We don’t usually question this natural wall. But change your perspective on imagination for a moment and think of it purely as a skill you can develop. Just as you can rate your other abilities – maybe you’re a great coder or orator – rate your imagination. How useful is it to you right now?

To me, it seems the utility provided by one’s imagination is in direct correlation with this wall’s location. The more in-depth you can think with absolute clarity before ramming into the barrier, the better use you will get out of your imagination.

Thus, we want to learn to move our wall; we want to push it further and further, inch by inch, until its limiting effects are diminished and we gain a newfound freedom in our own imagination. Nikola’s wall was miles and miles away during his peak but he admits to not having the same abilities as a child, so it seems that this is an ability one can foster.

Perhaps Nikola’s mental travels, inventions, and constant use of his imagination trained him. Perhaps those experiences pushed his wall further and further until he was left with a giant sandbox. That’s the experiment I will attempt to undergo.

Building a sandbox

First off, I am not attempting to say that I am more fit to do this than anyone else. In fact, my goal is to “prove” the opposite: I want to see if this ability is attainable by anyone. I want to experience the upside: a truly lean process of ideation and iteration that removes the physical complexities (one that would make Steven Blank proud).

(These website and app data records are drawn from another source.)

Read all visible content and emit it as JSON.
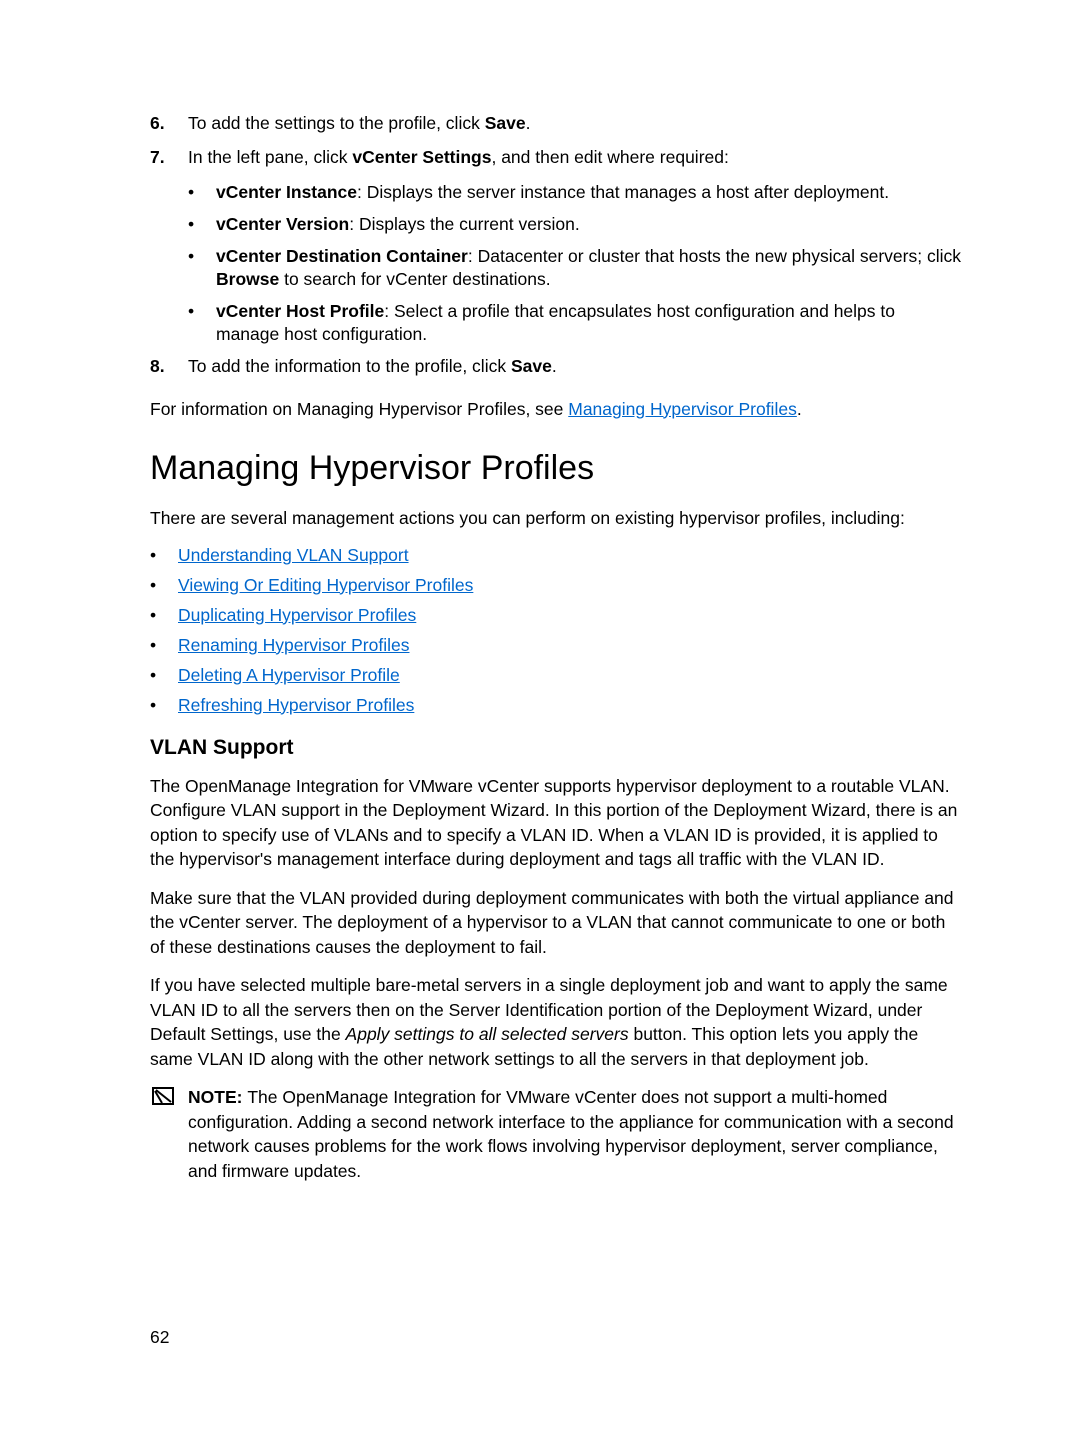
{
  "steps": {
    "six": {
      "num": "6.",
      "pre": "To add the settings to the profile, click ",
      "bold": "Save",
      "post": "."
    },
    "seven": {
      "num": "7.",
      "pre": "In the left pane, click ",
      "bold": "vCenter Settings",
      "post": ", and then edit where required:",
      "subs": [
        {
          "label": "vCenter Instance",
          "text": ": Displays the server instance that manages a host after deployment."
        },
        {
          "label": "vCenter Version",
          "text": ": Displays the current version."
        },
        {
          "label": "vCenter Destination Container",
          "text": ": Datacenter or cluster that hosts the new physical servers; click ",
          "bold2": "Browse",
          "text2": " to search for vCenter destinations."
        },
        {
          "label": "vCenter Host Profile",
          "text": ": Select a profile that encapsulates host configuration and helps to manage host configuration."
        }
      ]
    },
    "eight": {
      "num": "8.",
      "pre": "To add the information to the profile, click ",
      "bold": "Save",
      "post": "."
    }
  },
  "see_line": {
    "pre": "For information on Managing Hypervisor Profiles, see ",
    "link": "Managing Hypervisor Profiles",
    "post": "."
  },
  "h2": "Managing Hypervisor Profiles",
  "intro": "There are several management actions you can perform on existing hypervisor profiles, including:",
  "links": [
    "Understanding VLAN Support",
    "Viewing Or Editing Hypervisor Profiles",
    "Duplicating Hypervisor Profiles",
    "Renaming Hypervisor Profiles",
    "Deleting A Hypervisor Profile",
    "Refreshing Hypervisor Profiles"
  ],
  "h3": "VLAN Support",
  "vlan_p1": "The OpenManage Integration for VMware vCenter supports hypervisor deployment to a routable VLAN. Configure VLAN support in the Deployment Wizard. In this portion of the Deployment Wizard, there is an option to specify use of VLANs and to specify a VLAN ID. When a VLAN ID is provided, it is applied to the hypervisor's management interface during deployment and tags all traffic with the VLAN ID.",
  "vlan_p2": "Make sure that the VLAN provided during deployment communicates with both the virtual appliance and the vCenter server. The deployment of a hypervisor to a VLAN that cannot communicate to one or both of these destinations causes the deployment to fail.",
  "vlan_p3_a": "If you have selected multiple bare-metal servers in a single deployment job and want to apply the same VLAN ID to all the servers then on the Server Identification portion of the Deployment Wizard, under Default Settings, use the ",
  "vlan_p3_i": "Apply settings to all selected servers",
  "vlan_p3_b": " button. This option lets you apply the same VLAN ID along with the other network settings to all the servers in that deployment job.",
  "note_label": "NOTE: ",
  "note_text": "The OpenManage Integration for VMware vCenter does not support a multi-homed configuration. Adding a second network interface to the appliance for communication with a second network causes problems for the work flows involving hypervisor deployment, server compliance, and firmware updates.",
  "page_num": "62"
}
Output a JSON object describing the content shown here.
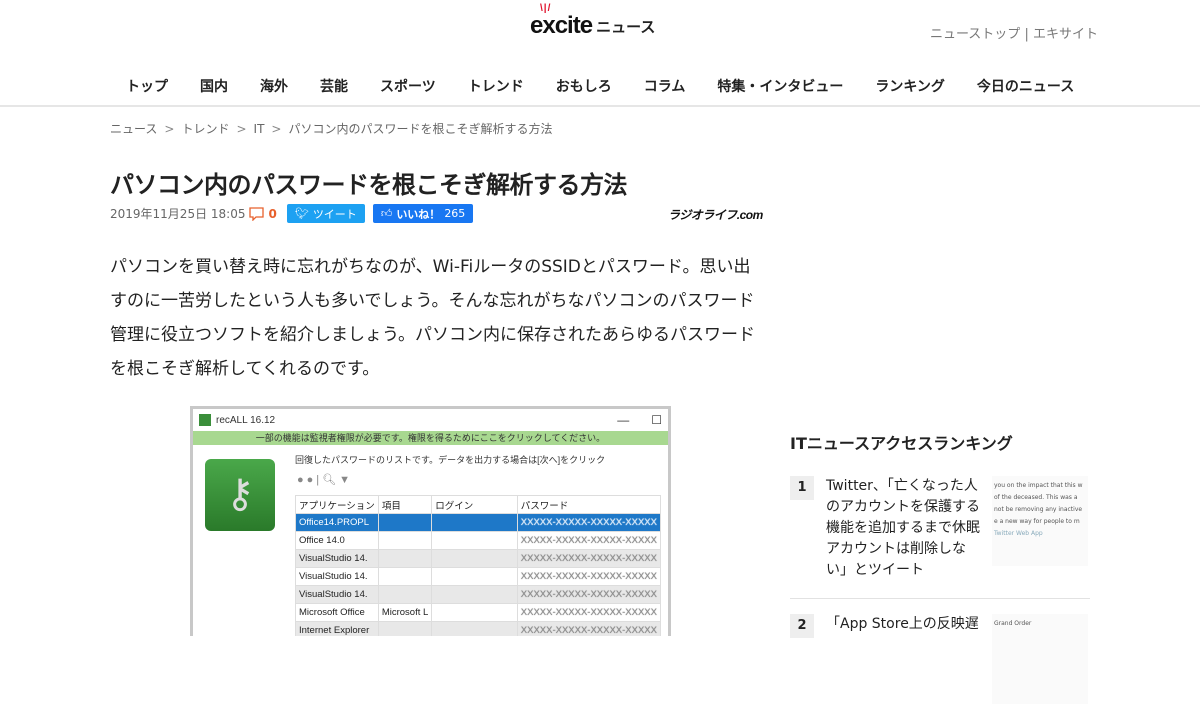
{
  "header": {
    "logo": "excite",
    "logo_suffix": "ニュース",
    "links": [
      "ニューストップ",
      "エキサイト"
    ],
    "link_sep": "|"
  },
  "nav": [
    "トップ",
    "国内",
    "海外",
    "芸能",
    "スポーツ",
    "トレンド",
    "おもしろ",
    "コラム",
    "特集・インタビュー",
    "ランキング",
    "今日のニュース"
  ],
  "breadcrumb": [
    "ニュース",
    "トレンド",
    "IT",
    "パソコン内のパスワードを根こそぎ解析する方法"
  ],
  "breadcrumb_sep": ">",
  "article": {
    "title": "パソコン内のパスワードを根こそぎ解析する方法",
    "date": "2019年11月25日 18:05",
    "comments": "0",
    "tweet_label": "ツイート",
    "like_label": "いいね！",
    "like_count": "265",
    "source": "ラジオライフ.com",
    "body": "パソコンを買い替え時に忘れがちなのが、Wi-FiルータのSSIDとパスワード。思い出すのに一苦労したという人も多いでしょう。そんな忘れがちなパソコンのパスワード管理に役立つソフトを紹介しましょう。パソコン内に保存されたあらゆるパスワードを根こそぎ解析してくれるのです。"
  },
  "screenshot": {
    "window_title": "recALL 16.12",
    "warning": "一部の機能は監視者権限が必要です。権限を得るためにここをクリックしてください。",
    "info": "回復したパスワードのリストです。データを出力する場合は[次へ]をクリック",
    "columns": [
      "アプリケーション",
      "項目",
      "ログイン",
      "パスワード"
    ],
    "rows": [
      {
        "app": "Office14.PROPL",
        "item": "",
        "login": "",
        "password": "XXXXX-XXXXX-XXXXX-XXXXX"
      },
      {
        "app": "Office 14.0",
        "item": "",
        "login": "",
        "password": "XXXXX-XXXXX-XXXXX-XXXXX"
      },
      {
        "app": "VisualStudio 14.",
        "item": "",
        "login": "",
        "password": "XXXXX-XXXXX-XXXXX-XXXXX"
      },
      {
        "app": "VisualStudio 14.",
        "item": "",
        "login": "",
        "password": "XXXXX-XXXXX-XXXXX-XXXXX"
      },
      {
        "app": "VisualStudio 14.",
        "item": "",
        "login": "",
        "password": "XXXXX-XXXXX-XXXXX-XXXXX"
      },
      {
        "app": "Microsoft Office",
        "item": "Microsoft L",
        "login": "",
        "password": "XXXXX-XXXXX-XXXXX-XXXXX"
      },
      {
        "app": "Internet Explorer",
        "item": "",
        "login": "",
        "password": "XXXXX-XXXXX-XXXXX-XXXXX"
      }
    ]
  },
  "ranking": {
    "title": "ITニュースアクセスランキング",
    "items": [
      {
        "rank": "1",
        "text": "Twitter、「亡くなった人のアカウントを保護する機能を追加するまで休眠アカウントは削除しない」とツイート",
        "thumb": [
          "you on the impact that this w",
          "of the deceased. This was a",
          "not be removing any inactive",
          "e a new way for people to m",
          "Twitter Web App"
        ]
      },
      {
        "rank": "2",
        "text": "「App Store上の反映遅",
        "thumb": [
          "Grand Order"
        ]
      }
    ]
  }
}
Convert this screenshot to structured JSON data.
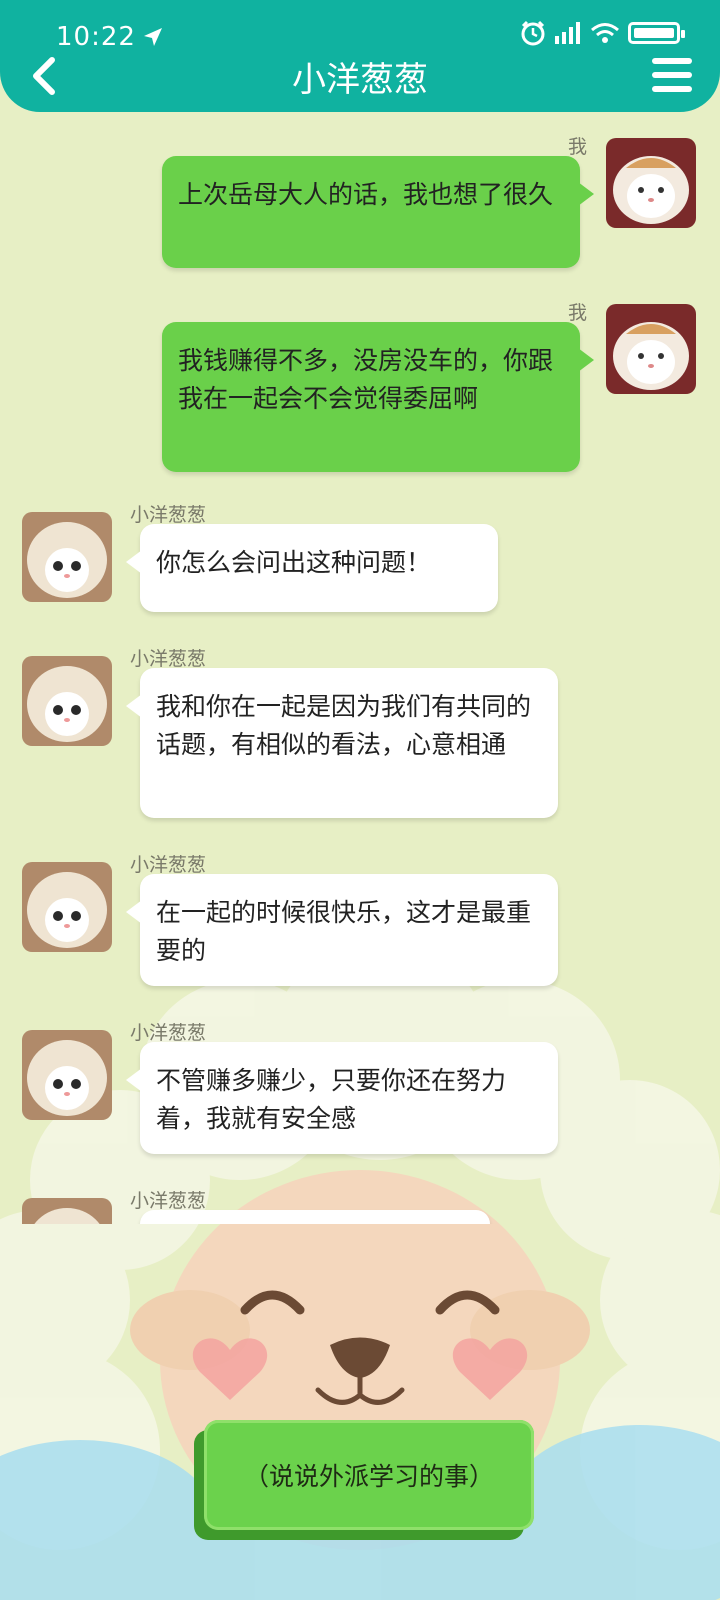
{
  "status_bar": {
    "time": "10:22"
  },
  "header": {
    "title": "小洋葱葱"
  },
  "messages": [
    {
      "sender": "我",
      "side": "me",
      "text": "上次岳母大人的话，我也想了很久"
    },
    {
      "sender": "我",
      "side": "me",
      "text": "我钱赚得不多，没房没车的，你跟我在一起会不会觉得委屈啊"
    },
    {
      "sender": "小洋葱葱",
      "side": "them",
      "text": "你怎么会问出这种问题！"
    },
    {
      "sender": "小洋葱葱",
      "side": "them",
      "text": "我和你在一起是因为我们有共同的话题，有相似的看法，心意相通"
    },
    {
      "sender": "小洋葱葱",
      "side": "them",
      "text": "在一起的时候很快乐，这才是最重要的"
    },
    {
      "sender": "小洋葱葱",
      "side": "them",
      "text": "不管赚多赚少，只要你还在努力着，我就有安全感"
    },
    {
      "sender": "小洋葱葱",
      "side": "them",
      "text": ""
    }
  ],
  "reply_option": {
    "label": "（说说外派学习的事）"
  },
  "colors": {
    "header": "#10b2a0",
    "background": "#e7efc5",
    "my_bubble": "#6ad04a",
    "their_bubble": "#ffffff"
  },
  "icons": {
    "back": "chevron-left-icon",
    "menu": "hamburger-menu-icon",
    "location": "location-arrow-icon",
    "alarm": "alarm-icon",
    "signal": "signal-icon",
    "wifi": "wifi-icon",
    "battery": "battery-icon"
  }
}
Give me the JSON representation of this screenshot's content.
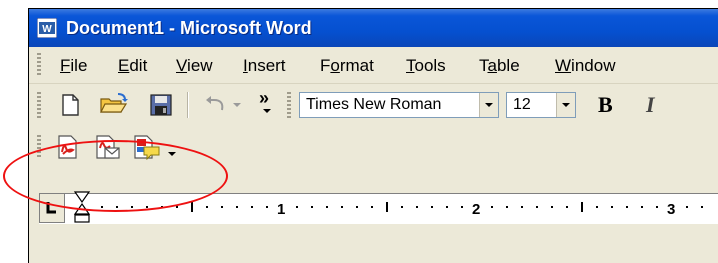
{
  "window": {
    "title": "Document1 - Microsoft Word"
  },
  "menubar": {
    "items": [
      {
        "label": "File",
        "key": "F",
        "rest": "ile"
      },
      {
        "label": "Edit",
        "key": "E",
        "rest": "dit"
      },
      {
        "label": "View",
        "key": "V",
        "rest": "iew"
      },
      {
        "label": "Insert",
        "key": "I",
        "rest": "nsert"
      },
      {
        "label": "Format",
        "pre": "F",
        "key": "o",
        "rest": "rmat"
      },
      {
        "label": "Tools",
        "key": "T",
        "rest": "ools"
      },
      {
        "label": "Table",
        "pre": "T",
        "key": "a",
        "rest": "ble"
      },
      {
        "label": "Window",
        "key": "W",
        "rest": "indow"
      }
    ]
  },
  "formatting": {
    "font_name": "Times New Roman",
    "font_size": "12",
    "bold_label": "B",
    "italic_label": "I",
    "more_buttons": "»"
  },
  "pdf_toolbar": {
    "buttons": [
      "convert-to-pdf",
      "convert-and-email",
      "convert-and-review"
    ]
  },
  "ruler": {
    "labels": [
      "1",
      "2",
      "3"
    ]
  },
  "colors": {
    "annotation": "#e11111",
    "title_bar": "#0550d0",
    "pdf_red": "#d8201c"
  }
}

Luckily, I find it easy to rate, with precision, my ability to imagine things; I think I know where my wall is located. As such, I’m going to do my best to track any progress I make.

I’ll train the same way Nikola did: first imagining things I’ve already seen and places I’ve already been. My childhood home, neighborhood, travel destinations, products I use, objects, etc. I’m going to imagine the people I’ve met, the sounds I’ve heard, and even the emotions I’ve felt. Following that I’ll see if I can go further down the path of creating new experiences and inventions. Specifically, the idea is to create increasingly complex scenes and visualize increasingly complex problems until the wall is inches away. At that point, the test is whether or not the wall can be moved and if it will stay once moved.

Nikola traversed the worlds of physics and electromagnetism in his mind. He manifested his findings into real world developments. I hope the same can be done for the digital world.

The more data, the better the experiment: If anyone is interested in embarking on this journey/test with me, let me know (email, twitter, facebook – they all work). I’m beyond excited.

Marc thinks I will go insane Thank you to those who helped review this post: Eric, Andrew, Vinay, Chris, Rajaishi, Raj, Dino, and Nik ... and Marc